Provided data Start Marker

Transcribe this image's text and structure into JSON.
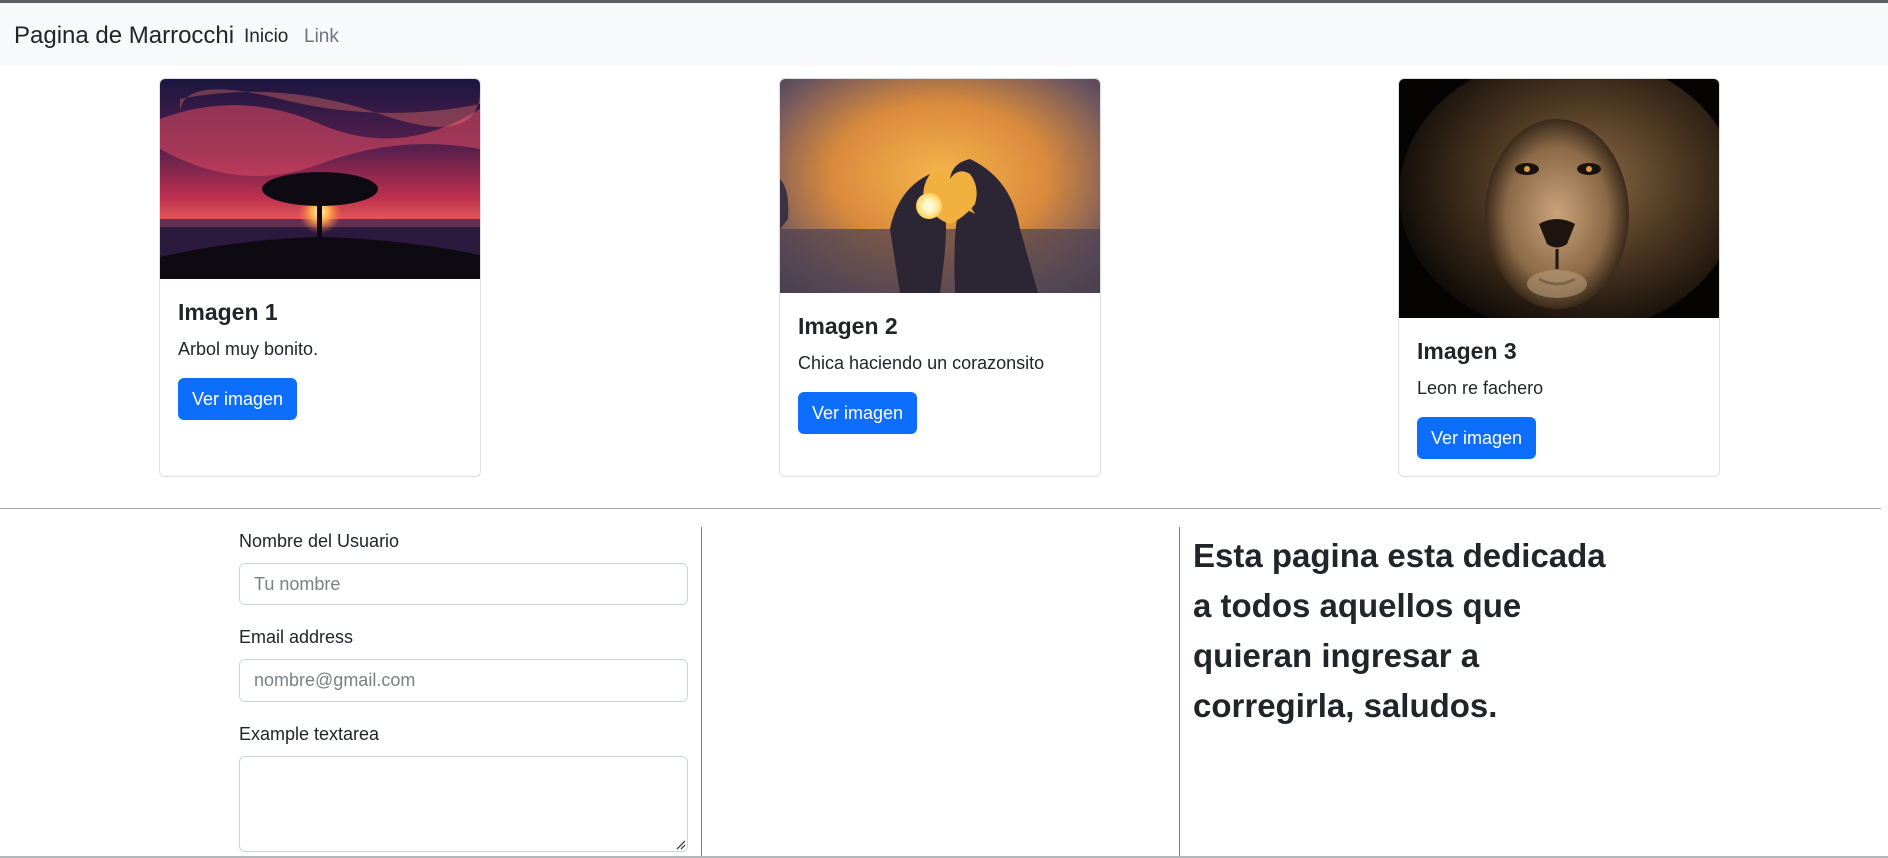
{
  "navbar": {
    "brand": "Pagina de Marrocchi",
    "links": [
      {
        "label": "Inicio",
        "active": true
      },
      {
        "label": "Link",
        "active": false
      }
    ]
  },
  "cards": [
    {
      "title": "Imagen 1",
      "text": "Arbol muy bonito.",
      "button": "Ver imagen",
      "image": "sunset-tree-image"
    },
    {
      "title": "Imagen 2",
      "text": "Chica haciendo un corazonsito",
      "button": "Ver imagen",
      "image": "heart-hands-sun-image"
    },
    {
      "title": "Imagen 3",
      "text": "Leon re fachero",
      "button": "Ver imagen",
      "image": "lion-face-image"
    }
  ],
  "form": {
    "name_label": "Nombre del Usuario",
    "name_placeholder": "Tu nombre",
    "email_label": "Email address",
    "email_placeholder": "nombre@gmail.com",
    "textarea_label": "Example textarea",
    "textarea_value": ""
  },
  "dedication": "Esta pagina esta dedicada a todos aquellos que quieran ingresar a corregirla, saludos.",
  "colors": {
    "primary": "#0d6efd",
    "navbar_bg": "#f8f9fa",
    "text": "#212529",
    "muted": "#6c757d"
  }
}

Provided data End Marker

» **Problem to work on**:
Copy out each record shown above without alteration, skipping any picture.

» **Solution**:
Transcribe this image's text and structure into JSON.
{
  "navbar": {
    "brand": "Pagina de Marrocchi",
    "links": [
      {
        "label": "Inicio",
        "active": true
      },
      {
        "label": "Link",
        "active": false
      }
    ]
  },
  "cards": [
    {
      "title": "Imagen 1",
      "text": "Arbol muy bonito.",
      "button": "Ver imagen",
      "image": "sunset-tree-image"
    },
    {
      "title": "Imagen 2",
      "text": "Chica haciendo un corazonsito",
      "button": "Ver imagen",
      "image": "heart-hands-sun-image"
    },
    {
      "title": "Imagen 3",
      "text": "Leon re fachero",
      "button": "Ver imagen",
      "image": "lion-face-image"
    }
  ],
  "form": {
    "name_label": "Nombre del Usuario",
    "name_placeholder": "Tu nombre",
    "email_label": "Email address",
    "email_placeholder": "nombre@gmail.com",
    "textarea_label": "Example textarea",
    "textarea_value": ""
  },
  "dedication": "Esta pagina esta dedicada a todos aquellos que quieran ingresar a corregirla, saludos.",
  "colors": {
    "primary": "#0d6efd",
    "navbar_bg": "#f8f9fa",
    "text": "#212529",
    "muted": "#6c757d"
  }
}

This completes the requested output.